(Data extract):

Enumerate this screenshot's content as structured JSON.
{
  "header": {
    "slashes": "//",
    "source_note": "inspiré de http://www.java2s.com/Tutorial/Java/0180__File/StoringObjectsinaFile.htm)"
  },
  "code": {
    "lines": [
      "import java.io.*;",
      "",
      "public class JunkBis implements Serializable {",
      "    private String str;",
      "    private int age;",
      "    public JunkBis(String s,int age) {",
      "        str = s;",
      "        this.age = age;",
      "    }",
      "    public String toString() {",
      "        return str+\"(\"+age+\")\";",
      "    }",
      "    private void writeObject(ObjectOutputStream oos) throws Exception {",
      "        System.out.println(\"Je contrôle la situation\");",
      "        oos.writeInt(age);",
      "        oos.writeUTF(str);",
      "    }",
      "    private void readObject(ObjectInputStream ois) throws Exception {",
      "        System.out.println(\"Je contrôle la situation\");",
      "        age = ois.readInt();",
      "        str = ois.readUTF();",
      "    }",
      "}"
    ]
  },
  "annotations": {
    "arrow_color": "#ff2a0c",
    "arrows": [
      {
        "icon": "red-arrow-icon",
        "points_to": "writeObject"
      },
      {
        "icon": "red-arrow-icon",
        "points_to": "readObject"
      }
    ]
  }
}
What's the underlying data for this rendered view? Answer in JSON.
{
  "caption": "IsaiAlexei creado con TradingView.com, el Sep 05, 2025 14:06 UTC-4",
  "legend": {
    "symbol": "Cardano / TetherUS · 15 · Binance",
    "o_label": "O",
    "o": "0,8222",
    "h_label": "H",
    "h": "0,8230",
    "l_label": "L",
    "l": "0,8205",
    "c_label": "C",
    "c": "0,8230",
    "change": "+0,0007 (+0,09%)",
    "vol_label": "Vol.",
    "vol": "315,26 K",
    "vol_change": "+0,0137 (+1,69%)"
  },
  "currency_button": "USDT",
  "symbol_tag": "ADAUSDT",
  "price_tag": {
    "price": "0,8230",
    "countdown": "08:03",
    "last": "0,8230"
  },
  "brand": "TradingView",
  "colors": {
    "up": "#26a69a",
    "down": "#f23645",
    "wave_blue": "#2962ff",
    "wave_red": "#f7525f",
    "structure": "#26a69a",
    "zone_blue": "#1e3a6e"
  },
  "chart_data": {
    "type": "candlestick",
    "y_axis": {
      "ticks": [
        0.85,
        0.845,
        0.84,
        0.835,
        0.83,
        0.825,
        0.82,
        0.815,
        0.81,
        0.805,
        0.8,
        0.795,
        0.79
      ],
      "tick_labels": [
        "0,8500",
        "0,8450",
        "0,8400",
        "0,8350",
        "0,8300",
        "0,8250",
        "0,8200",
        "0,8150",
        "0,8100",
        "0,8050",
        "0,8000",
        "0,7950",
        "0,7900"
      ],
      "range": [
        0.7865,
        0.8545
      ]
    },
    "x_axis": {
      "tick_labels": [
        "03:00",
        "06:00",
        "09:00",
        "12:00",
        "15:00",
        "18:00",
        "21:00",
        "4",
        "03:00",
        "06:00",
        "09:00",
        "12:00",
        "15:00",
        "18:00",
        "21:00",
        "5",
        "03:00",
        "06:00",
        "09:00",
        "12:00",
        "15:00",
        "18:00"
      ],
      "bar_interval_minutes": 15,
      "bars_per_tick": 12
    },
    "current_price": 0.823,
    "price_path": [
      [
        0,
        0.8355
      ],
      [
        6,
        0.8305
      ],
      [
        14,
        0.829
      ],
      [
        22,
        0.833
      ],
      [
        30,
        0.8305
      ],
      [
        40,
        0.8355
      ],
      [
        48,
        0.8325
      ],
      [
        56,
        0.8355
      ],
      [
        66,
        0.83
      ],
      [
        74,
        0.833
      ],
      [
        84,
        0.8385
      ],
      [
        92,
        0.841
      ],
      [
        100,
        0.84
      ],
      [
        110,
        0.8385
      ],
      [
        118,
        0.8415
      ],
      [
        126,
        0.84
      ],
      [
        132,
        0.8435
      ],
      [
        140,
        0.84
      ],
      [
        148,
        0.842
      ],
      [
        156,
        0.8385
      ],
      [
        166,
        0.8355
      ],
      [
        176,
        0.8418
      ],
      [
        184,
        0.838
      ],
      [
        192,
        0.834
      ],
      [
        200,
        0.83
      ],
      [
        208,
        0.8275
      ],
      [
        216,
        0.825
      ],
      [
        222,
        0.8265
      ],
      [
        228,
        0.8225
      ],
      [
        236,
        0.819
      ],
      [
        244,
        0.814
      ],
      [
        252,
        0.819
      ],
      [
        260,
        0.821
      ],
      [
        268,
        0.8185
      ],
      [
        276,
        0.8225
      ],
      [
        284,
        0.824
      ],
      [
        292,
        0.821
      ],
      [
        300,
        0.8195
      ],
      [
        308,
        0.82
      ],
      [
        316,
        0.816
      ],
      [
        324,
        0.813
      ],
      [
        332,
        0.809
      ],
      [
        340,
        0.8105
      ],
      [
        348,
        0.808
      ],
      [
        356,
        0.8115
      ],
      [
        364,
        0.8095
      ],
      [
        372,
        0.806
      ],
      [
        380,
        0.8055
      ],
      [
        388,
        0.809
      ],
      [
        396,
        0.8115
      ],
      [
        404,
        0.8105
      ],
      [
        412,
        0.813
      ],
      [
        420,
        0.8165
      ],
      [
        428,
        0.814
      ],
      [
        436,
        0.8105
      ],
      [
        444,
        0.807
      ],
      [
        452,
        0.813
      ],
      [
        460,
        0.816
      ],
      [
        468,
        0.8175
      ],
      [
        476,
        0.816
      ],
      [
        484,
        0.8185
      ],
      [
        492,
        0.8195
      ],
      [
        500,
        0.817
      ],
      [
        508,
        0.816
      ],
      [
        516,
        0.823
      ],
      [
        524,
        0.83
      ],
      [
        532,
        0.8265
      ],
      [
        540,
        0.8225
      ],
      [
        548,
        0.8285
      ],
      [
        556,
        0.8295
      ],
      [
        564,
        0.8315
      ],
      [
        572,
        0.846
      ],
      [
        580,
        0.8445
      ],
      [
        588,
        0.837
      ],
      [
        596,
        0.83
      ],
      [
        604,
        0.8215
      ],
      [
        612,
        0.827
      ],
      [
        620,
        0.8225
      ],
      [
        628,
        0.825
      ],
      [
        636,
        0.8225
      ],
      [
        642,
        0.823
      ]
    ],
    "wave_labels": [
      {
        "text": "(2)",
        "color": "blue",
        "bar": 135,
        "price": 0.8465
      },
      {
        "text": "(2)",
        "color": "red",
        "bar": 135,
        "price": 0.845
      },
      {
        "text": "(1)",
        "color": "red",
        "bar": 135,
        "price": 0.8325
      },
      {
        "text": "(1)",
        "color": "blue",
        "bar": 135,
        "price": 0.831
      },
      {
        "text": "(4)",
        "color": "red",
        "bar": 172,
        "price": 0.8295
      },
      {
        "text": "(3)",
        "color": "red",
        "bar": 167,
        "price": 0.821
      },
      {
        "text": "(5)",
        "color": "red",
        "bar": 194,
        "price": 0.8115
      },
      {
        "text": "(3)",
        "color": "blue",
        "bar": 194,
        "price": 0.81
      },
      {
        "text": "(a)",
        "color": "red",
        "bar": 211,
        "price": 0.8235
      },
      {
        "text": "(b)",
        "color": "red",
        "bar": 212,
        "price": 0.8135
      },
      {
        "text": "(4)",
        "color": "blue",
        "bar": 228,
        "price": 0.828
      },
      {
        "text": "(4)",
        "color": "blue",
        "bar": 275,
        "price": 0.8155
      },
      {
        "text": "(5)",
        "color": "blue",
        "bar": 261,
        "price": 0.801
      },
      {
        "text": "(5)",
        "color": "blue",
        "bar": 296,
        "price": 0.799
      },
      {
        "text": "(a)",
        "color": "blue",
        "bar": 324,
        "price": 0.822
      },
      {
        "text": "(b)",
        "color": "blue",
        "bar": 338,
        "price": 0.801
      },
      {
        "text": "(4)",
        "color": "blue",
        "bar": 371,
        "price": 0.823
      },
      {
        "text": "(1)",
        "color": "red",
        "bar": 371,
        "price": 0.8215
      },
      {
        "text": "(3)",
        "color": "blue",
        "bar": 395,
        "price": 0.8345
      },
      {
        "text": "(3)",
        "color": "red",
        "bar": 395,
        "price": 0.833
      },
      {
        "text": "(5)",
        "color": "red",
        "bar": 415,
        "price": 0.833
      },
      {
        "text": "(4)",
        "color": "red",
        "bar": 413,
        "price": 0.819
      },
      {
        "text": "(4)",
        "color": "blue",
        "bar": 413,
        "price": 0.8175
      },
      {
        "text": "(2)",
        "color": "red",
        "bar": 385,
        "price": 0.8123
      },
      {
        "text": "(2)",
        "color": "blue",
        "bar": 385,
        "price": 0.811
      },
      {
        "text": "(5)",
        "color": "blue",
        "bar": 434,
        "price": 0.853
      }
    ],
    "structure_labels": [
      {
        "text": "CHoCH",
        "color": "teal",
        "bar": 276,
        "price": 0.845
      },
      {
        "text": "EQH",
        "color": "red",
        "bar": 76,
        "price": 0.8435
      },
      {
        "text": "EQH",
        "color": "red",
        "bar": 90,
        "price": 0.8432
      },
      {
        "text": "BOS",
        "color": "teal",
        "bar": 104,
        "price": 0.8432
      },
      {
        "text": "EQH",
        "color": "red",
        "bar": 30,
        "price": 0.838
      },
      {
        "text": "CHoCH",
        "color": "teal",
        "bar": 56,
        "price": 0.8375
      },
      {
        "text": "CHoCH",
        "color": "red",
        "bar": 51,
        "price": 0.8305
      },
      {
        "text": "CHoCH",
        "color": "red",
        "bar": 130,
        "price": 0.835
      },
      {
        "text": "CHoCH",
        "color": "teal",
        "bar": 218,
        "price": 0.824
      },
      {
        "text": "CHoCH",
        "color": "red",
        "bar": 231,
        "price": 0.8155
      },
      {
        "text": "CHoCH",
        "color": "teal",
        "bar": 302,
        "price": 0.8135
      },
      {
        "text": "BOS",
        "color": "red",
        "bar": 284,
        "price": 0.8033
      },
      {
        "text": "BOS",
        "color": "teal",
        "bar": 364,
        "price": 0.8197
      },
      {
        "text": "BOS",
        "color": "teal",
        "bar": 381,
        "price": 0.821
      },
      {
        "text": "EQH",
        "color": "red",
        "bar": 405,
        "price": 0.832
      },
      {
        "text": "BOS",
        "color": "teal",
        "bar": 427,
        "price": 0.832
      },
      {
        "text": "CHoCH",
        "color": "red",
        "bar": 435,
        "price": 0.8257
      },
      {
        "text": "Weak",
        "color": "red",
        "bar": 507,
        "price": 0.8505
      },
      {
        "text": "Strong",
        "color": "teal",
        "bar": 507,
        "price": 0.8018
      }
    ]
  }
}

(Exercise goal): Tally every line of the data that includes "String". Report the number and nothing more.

(Task response): 3